Top of PROVIDED DATA
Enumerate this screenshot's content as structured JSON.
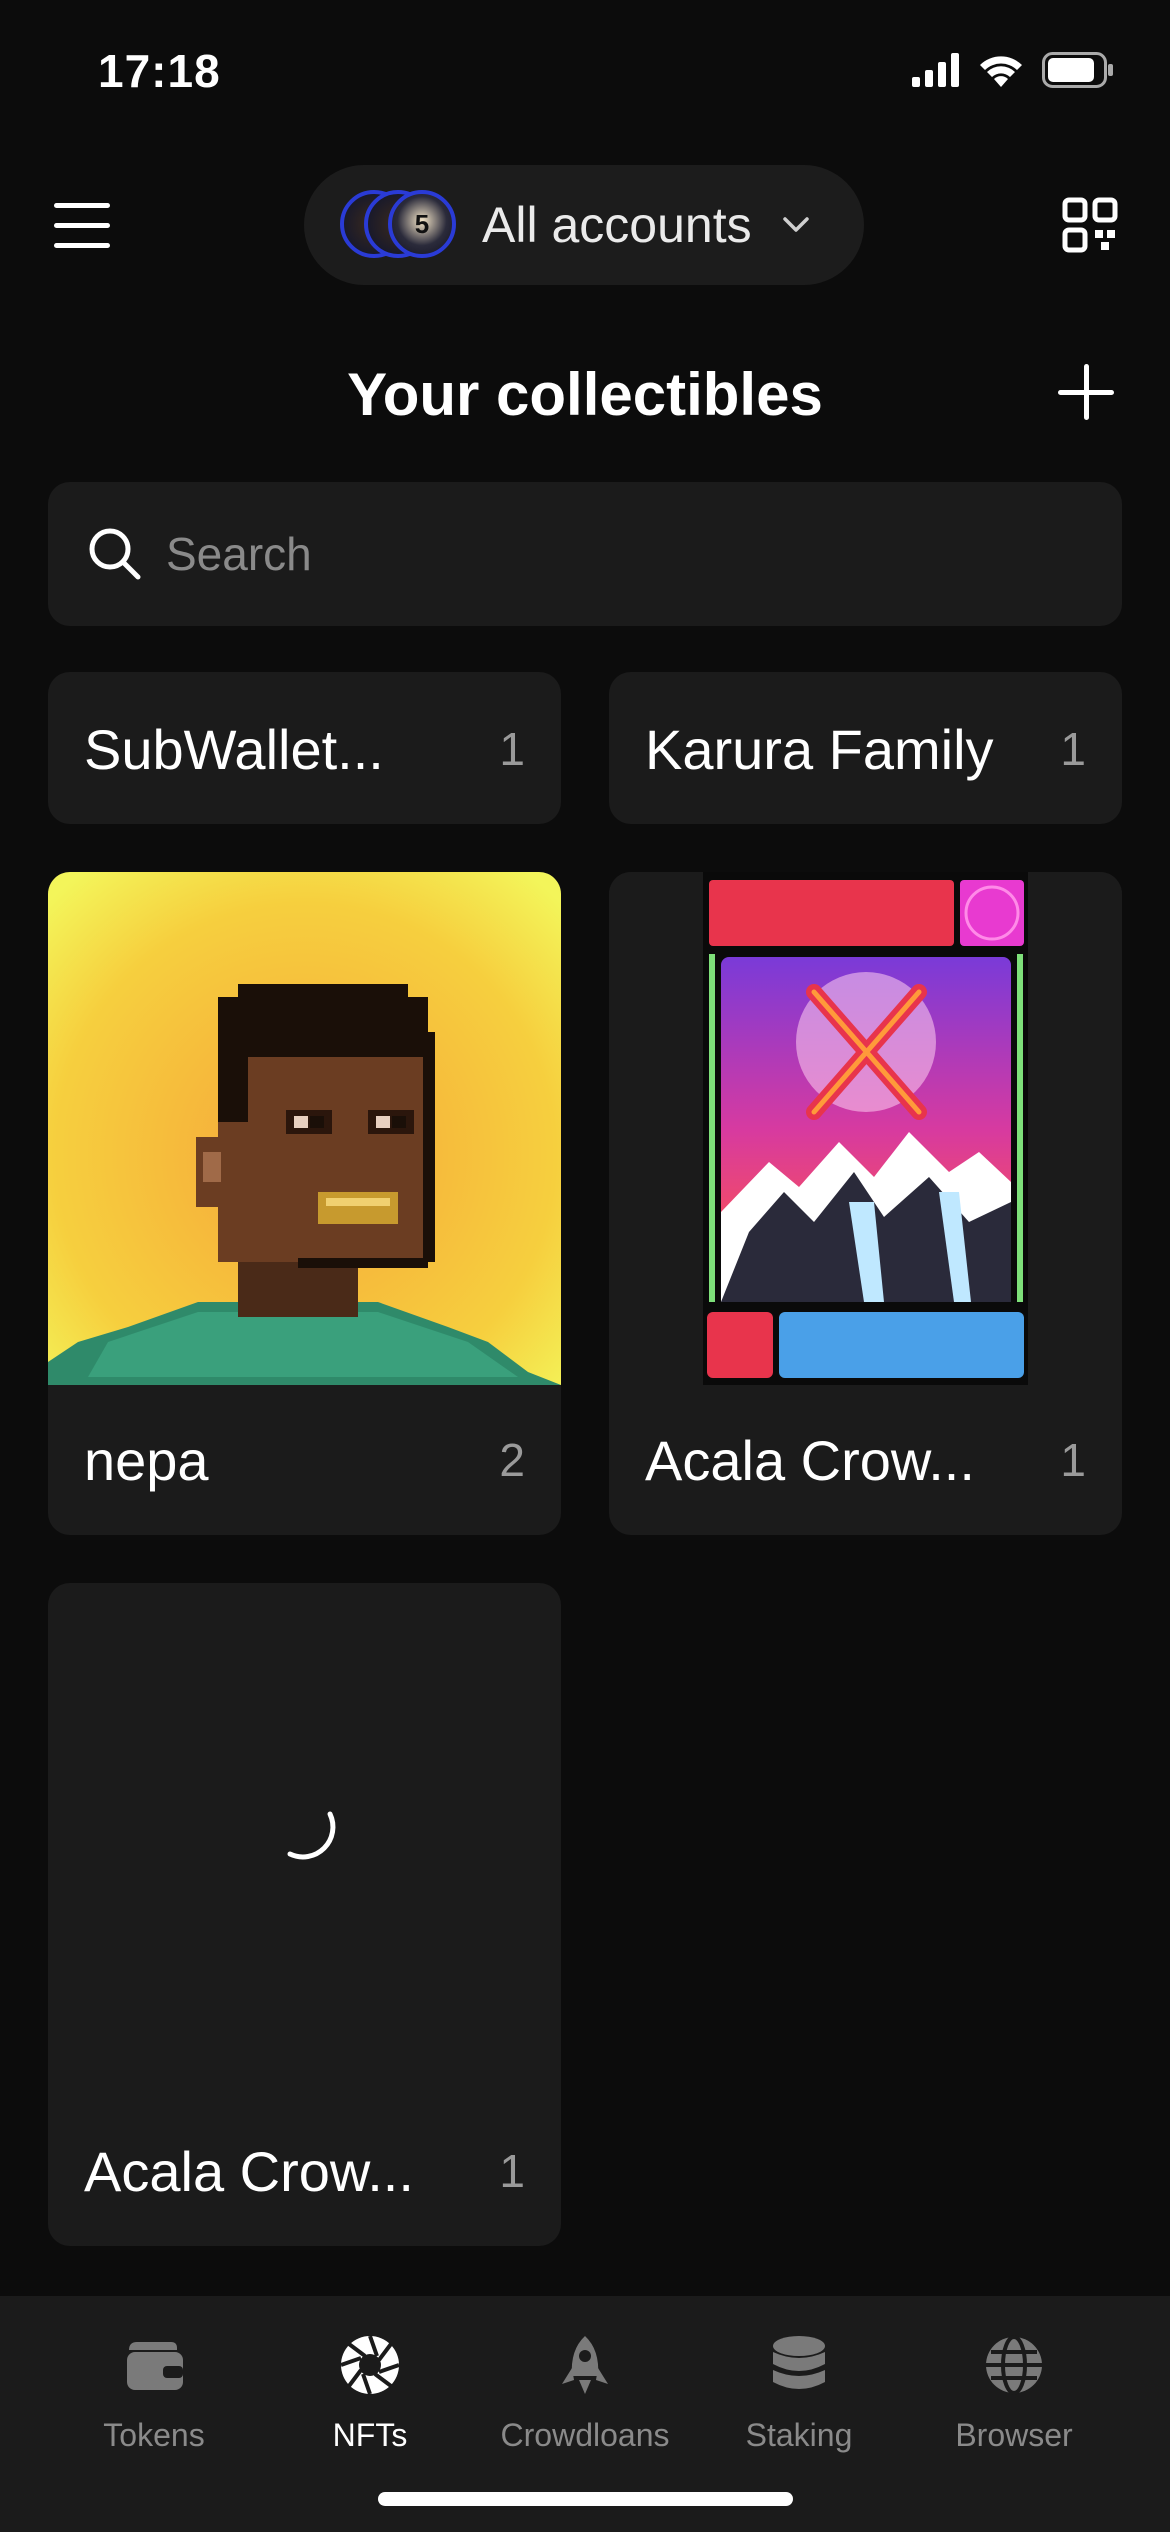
{
  "status_bar": {
    "time": "17:18"
  },
  "header": {
    "account_label": "All accounts",
    "account_badge": "5"
  },
  "page": {
    "title": "Your collectibles"
  },
  "search": {
    "placeholder": "Search"
  },
  "collections": [
    {
      "name": "SubWallet...",
      "count": "1"
    },
    {
      "name": "Karura Family",
      "count": "1"
    },
    {
      "name": "nepa",
      "count": "2"
    },
    {
      "name": "Acala Crow...",
      "count": "1"
    },
    {
      "name": "Acala Crow...",
      "count": "1"
    }
  ],
  "nav": [
    {
      "label": "Tokens",
      "icon": "wallet-icon"
    },
    {
      "label": "NFTs",
      "icon": "aperture-icon",
      "active": true
    },
    {
      "label": "Crowdloans",
      "icon": "rocket-icon"
    },
    {
      "label": "Staking",
      "icon": "database-icon"
    },
    {
      "label": "Browser",
      "icon": "globe-icon"
    }
  ],
  "colors": {
    "background": "#0c0c0c",
    "card": "#1b1b1b",
    "muted": "#8a8a8a"
  }
}
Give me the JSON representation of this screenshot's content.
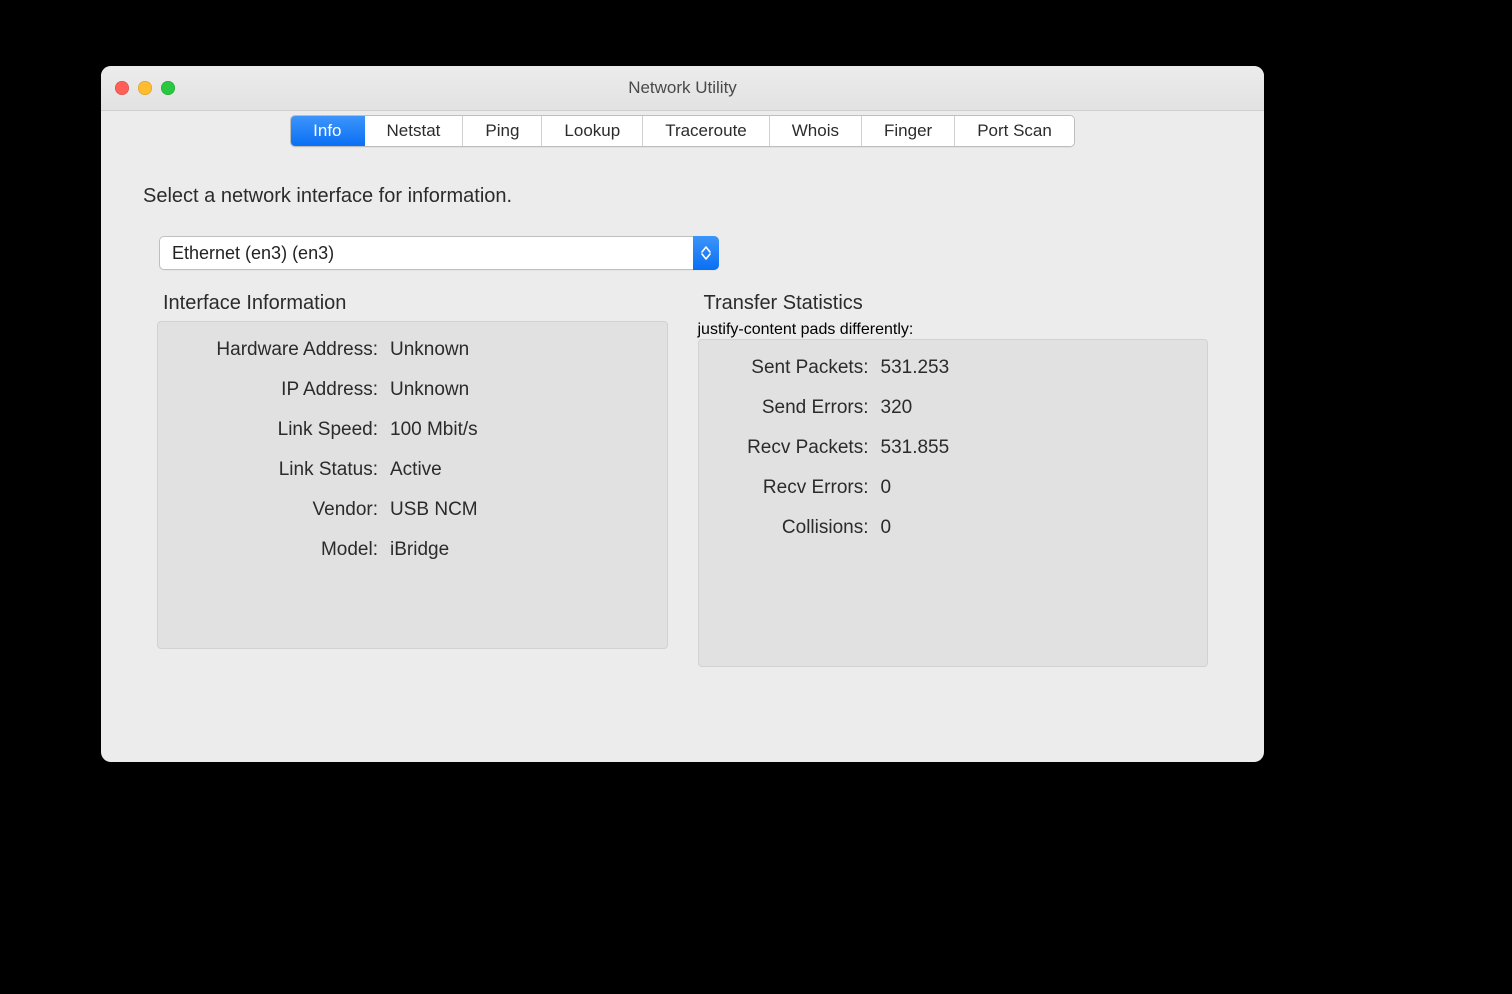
{
  "window": {
    "title": "Network Utility"
  },
  "tabs": [
    {
      "label": "Info",
      "selected": true
    },
    {
      "label": "Netstat"
    },
    {
      "label": "Ping"
    },
    {
      "label": "Lookup"
    },
    {
      "label": "Traceroute"
    },
    {
      "label": "Whois"
    },
    {
      "label": "Finger"
    },
    {
      "label": "Port Scan"
    }
  ],
  "instruction": "Select a network interface for information.",
  "interface_select": {
    "value": "Ethernet (en3) (en3)"
  },
  "panels": {
    "info": {
      "title": "Interface Information",
      "rows": [
        {
          "label": "Hardware Address:",
          "value": "Unknown"
        },
        {
          "label": "IP Address:",
          "value": "Unknown"
        },
        {
          "label": "Link Speed:",
          "value": "100 Mbit/s"
        },
        {
          "label": "Link Status:",
          "value": "Active"
        },
        {
          "label": "Vendor:",
          "value": "USB NCM"
        },
        {
          "label": "Model:",
          "value": "iBridge"
        }
      ]
    },
    "stats": {
      "title": "Transfer Statistics",
      "rows": [
        {
          "label": "Sent Packets:",
          "value": "531.253"
        },
        {
          "label": "Send Errors:",
          "value": "320"
        },
        {
          "label": "Recv Packets:",
          "value": "531.855"
        },
        {
          "label": "Recv Errors:",
          "value": "0"
        },
        {
          "label": "Collisions:",
          "value": "0"
        }
      ]
    }
  }
}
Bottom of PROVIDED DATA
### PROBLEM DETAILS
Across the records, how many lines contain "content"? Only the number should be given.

### ANSWER TO THIS EXERCISE
2